Records for this task START
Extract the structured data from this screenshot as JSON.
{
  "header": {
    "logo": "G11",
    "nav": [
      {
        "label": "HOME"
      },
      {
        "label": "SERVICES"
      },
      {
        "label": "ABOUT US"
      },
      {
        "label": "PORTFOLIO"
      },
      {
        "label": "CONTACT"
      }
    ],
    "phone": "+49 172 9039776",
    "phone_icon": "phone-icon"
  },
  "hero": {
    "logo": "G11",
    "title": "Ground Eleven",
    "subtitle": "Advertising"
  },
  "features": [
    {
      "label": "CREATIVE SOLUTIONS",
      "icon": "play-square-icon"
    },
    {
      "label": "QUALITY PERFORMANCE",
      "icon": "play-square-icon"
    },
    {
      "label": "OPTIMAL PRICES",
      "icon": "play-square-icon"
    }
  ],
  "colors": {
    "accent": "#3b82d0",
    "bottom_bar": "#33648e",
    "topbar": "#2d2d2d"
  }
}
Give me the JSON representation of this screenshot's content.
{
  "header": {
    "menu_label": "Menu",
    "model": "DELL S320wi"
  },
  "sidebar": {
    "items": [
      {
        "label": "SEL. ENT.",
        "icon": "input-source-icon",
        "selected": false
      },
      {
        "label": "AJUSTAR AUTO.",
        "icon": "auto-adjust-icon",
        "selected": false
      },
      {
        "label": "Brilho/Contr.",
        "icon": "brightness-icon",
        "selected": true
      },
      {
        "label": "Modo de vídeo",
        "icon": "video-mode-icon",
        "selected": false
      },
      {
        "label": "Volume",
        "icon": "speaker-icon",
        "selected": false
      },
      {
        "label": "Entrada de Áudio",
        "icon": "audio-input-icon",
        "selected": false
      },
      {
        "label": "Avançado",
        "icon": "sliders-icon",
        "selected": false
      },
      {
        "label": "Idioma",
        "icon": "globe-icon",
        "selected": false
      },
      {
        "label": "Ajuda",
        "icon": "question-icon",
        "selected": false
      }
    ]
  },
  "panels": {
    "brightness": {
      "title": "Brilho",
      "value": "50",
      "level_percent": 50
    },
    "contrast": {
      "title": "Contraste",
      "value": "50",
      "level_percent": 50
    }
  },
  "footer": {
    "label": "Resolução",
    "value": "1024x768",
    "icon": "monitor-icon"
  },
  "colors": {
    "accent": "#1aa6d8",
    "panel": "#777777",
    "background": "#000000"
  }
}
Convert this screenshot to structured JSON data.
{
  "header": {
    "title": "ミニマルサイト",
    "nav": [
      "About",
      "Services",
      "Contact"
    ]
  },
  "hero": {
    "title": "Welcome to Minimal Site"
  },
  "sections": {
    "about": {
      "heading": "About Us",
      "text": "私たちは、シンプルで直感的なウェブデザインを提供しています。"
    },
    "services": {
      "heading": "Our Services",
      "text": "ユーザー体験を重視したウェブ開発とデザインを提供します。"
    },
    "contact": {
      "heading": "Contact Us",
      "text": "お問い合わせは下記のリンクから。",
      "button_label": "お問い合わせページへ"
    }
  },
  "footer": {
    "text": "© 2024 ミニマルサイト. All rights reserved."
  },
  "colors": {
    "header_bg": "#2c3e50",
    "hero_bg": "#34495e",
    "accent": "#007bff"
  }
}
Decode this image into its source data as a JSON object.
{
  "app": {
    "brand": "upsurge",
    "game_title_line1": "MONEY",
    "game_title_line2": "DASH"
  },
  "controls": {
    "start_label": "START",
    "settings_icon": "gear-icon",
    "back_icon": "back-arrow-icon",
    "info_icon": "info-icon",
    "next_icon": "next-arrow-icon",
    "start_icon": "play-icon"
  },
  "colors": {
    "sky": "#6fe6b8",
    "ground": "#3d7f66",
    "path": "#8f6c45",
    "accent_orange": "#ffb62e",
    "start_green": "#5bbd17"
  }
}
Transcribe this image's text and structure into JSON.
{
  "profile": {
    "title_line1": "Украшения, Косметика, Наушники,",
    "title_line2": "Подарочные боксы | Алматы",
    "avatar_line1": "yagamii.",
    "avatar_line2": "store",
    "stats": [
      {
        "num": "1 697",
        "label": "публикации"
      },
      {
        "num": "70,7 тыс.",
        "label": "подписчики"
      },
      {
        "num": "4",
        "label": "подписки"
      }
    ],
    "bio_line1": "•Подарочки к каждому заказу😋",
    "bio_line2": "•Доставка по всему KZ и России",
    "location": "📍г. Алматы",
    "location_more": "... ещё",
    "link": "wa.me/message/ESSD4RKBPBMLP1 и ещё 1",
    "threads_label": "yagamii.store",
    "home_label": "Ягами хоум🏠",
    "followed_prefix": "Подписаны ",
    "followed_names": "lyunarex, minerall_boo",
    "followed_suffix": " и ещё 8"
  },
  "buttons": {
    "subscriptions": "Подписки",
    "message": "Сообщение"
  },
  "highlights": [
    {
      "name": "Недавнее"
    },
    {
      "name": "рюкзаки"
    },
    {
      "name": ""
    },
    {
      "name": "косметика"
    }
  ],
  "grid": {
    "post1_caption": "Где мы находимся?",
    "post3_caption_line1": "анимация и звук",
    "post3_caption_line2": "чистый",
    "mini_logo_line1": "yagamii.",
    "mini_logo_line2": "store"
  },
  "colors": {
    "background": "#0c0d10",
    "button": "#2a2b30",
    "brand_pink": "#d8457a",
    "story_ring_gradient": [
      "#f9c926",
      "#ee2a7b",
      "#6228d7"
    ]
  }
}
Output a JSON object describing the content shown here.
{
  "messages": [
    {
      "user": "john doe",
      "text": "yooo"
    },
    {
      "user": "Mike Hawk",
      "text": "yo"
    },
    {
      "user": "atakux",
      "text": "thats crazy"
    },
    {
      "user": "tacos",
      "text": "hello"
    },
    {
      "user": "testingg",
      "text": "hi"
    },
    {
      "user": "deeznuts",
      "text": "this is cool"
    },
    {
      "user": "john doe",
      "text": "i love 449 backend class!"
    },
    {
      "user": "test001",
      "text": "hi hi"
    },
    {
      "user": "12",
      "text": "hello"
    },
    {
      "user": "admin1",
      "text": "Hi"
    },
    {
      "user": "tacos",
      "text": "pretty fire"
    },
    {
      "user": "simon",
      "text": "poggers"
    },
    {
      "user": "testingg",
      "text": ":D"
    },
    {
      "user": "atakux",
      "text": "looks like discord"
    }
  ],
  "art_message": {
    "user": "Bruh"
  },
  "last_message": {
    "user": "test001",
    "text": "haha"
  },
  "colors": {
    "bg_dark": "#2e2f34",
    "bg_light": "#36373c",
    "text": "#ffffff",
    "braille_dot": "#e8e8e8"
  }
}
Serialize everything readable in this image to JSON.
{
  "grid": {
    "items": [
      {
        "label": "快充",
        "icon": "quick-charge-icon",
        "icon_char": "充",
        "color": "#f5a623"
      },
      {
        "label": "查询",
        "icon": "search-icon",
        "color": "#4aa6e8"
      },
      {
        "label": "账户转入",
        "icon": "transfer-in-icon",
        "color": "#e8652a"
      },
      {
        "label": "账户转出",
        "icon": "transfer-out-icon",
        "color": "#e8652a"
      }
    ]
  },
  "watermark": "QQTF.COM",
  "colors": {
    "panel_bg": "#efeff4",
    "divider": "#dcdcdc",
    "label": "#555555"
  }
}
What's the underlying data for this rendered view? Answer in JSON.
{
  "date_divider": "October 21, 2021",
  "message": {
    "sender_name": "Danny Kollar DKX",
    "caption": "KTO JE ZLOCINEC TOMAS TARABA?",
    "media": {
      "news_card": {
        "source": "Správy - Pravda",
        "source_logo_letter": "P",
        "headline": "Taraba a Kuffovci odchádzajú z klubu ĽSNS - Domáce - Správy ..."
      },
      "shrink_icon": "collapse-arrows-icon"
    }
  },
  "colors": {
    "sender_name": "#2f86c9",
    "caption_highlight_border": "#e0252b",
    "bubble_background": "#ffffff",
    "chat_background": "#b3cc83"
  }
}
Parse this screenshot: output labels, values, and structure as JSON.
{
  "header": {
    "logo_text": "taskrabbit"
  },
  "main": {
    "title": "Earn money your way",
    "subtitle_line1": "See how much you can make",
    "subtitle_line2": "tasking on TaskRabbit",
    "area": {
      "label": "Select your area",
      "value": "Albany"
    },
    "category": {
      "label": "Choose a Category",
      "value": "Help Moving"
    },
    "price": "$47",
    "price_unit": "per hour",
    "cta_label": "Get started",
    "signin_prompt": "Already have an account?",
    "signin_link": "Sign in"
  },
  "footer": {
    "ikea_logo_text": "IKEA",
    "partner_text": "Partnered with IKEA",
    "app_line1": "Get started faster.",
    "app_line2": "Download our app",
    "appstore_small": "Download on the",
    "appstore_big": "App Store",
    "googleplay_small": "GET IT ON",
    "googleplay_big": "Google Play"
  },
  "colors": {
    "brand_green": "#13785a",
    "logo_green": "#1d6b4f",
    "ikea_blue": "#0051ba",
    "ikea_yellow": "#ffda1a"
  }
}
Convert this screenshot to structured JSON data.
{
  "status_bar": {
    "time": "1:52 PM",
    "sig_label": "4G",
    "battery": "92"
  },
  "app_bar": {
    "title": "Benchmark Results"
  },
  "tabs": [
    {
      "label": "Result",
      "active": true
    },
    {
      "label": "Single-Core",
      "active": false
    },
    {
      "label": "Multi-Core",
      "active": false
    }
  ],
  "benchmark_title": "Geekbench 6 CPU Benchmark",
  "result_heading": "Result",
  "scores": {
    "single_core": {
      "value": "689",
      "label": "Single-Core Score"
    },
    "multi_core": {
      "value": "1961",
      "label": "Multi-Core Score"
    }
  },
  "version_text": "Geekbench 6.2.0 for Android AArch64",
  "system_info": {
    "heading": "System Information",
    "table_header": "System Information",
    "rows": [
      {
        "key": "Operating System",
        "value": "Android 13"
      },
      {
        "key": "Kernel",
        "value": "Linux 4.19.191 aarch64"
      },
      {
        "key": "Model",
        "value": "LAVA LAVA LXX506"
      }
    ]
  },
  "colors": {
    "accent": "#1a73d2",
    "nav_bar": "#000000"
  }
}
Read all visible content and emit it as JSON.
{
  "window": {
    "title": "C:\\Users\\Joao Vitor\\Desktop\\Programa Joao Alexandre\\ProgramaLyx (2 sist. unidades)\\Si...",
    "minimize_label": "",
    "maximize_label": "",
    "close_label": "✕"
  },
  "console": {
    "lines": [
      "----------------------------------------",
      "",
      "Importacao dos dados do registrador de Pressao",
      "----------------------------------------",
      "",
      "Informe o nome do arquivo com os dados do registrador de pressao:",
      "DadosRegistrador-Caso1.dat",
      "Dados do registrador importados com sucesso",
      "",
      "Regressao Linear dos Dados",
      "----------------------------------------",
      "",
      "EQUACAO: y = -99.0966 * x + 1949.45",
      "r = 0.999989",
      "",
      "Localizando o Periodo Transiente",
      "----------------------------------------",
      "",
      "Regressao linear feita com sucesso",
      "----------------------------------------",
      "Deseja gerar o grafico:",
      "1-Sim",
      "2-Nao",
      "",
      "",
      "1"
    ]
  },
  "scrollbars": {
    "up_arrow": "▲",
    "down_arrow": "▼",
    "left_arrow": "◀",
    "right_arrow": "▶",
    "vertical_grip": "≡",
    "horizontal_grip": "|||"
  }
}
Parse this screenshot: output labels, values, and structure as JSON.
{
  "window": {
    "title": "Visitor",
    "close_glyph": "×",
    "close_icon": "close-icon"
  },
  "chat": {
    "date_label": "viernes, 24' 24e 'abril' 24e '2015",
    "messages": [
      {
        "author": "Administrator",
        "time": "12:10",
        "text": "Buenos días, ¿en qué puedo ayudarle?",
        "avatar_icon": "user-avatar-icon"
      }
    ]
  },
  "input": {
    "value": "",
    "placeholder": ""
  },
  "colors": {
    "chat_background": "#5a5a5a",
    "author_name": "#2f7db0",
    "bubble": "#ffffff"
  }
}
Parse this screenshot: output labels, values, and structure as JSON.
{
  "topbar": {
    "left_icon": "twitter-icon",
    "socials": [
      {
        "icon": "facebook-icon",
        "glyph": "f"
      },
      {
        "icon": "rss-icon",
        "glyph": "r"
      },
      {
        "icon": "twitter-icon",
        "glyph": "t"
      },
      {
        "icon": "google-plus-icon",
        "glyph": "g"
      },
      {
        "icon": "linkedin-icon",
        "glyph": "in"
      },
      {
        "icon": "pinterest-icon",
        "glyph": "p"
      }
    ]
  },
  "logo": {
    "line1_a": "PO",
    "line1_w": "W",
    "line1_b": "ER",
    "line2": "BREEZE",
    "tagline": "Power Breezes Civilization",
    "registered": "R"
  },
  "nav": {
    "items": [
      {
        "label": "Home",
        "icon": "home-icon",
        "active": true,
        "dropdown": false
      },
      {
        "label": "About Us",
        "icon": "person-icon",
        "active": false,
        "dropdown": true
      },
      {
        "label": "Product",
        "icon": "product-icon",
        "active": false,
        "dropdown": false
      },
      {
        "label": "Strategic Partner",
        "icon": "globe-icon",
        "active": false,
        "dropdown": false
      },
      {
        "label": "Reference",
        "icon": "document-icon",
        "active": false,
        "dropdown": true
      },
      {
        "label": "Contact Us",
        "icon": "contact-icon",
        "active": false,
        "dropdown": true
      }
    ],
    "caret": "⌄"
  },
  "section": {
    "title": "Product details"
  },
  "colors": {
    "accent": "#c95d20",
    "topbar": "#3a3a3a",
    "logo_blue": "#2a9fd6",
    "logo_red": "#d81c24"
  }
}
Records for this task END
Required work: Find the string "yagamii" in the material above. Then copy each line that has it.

Output of the task:
    "avatar_line1": "yagamii.",
    "threads_label": "yagamii.store",
    "mini_logo_line1": "yagamii.",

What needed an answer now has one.